Provided records

━━━━━━━━━━━━━━━━━━━━

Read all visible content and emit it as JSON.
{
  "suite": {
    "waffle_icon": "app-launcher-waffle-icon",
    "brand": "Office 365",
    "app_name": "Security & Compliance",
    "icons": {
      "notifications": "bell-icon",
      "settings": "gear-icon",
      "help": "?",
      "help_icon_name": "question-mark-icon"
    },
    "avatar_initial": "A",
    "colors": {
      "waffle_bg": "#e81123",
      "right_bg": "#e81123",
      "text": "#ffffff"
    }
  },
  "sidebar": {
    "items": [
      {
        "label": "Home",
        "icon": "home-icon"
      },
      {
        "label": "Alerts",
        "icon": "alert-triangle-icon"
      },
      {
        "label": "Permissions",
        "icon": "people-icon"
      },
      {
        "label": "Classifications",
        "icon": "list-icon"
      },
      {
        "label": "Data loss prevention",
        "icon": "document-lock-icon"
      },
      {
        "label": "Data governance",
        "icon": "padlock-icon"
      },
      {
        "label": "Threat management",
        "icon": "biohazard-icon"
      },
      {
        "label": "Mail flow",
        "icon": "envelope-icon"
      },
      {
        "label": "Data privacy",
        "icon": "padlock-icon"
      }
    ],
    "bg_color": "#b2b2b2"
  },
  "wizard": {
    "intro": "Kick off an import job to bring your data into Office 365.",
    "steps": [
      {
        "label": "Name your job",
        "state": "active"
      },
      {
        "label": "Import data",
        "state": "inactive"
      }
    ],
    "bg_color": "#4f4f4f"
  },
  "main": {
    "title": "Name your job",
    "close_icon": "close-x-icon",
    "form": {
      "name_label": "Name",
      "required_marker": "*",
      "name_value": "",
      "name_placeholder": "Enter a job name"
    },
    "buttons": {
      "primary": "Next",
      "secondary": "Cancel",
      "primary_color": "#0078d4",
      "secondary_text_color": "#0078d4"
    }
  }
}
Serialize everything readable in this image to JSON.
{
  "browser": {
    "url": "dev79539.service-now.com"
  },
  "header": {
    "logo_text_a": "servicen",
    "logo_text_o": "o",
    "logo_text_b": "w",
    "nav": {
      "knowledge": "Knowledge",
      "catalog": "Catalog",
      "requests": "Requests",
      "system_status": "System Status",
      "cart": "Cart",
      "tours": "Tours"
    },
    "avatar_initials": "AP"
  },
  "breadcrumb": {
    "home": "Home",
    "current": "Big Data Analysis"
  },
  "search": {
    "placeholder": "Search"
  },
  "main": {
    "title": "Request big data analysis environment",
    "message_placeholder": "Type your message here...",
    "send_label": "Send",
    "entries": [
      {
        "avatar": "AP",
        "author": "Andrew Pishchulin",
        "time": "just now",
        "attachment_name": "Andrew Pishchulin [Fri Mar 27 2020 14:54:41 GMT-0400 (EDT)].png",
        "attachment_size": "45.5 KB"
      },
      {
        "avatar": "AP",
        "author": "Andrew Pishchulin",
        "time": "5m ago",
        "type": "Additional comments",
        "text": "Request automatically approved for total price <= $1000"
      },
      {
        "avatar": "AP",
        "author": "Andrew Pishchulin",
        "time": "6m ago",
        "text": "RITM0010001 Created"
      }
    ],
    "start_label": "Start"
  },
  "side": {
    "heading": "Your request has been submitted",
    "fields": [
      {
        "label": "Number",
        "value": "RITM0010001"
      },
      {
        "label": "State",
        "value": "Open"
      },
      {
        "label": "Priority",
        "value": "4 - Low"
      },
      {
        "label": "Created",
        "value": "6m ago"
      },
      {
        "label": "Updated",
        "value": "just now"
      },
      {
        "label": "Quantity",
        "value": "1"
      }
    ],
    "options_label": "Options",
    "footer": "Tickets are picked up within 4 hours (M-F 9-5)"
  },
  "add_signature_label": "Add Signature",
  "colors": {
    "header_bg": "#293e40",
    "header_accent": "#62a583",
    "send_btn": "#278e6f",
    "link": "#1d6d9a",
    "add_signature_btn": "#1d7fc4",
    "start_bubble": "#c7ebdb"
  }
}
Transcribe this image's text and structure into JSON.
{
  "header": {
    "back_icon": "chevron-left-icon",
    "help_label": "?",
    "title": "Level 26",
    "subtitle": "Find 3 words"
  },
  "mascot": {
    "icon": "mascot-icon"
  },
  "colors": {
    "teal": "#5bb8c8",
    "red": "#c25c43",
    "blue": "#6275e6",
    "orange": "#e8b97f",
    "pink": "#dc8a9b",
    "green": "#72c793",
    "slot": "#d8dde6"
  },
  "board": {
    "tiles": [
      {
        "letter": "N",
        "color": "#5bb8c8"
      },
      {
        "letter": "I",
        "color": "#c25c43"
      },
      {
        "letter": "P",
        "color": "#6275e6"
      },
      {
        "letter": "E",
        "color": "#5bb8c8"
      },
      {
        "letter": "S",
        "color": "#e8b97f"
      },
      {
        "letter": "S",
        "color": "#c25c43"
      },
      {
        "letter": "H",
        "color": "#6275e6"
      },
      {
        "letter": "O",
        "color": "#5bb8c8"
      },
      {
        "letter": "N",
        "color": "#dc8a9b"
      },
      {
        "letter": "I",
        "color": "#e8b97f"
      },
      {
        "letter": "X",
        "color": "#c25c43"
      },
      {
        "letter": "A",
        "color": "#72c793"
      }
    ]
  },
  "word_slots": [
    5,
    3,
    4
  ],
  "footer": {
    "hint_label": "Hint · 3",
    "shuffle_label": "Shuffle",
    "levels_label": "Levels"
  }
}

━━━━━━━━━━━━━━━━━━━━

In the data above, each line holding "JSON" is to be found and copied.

Output of the exercise
Read all visible content and emit it as JSON.
Serialize everything readable in this image to JSON.
Transcribe this image's text and structure into JSON.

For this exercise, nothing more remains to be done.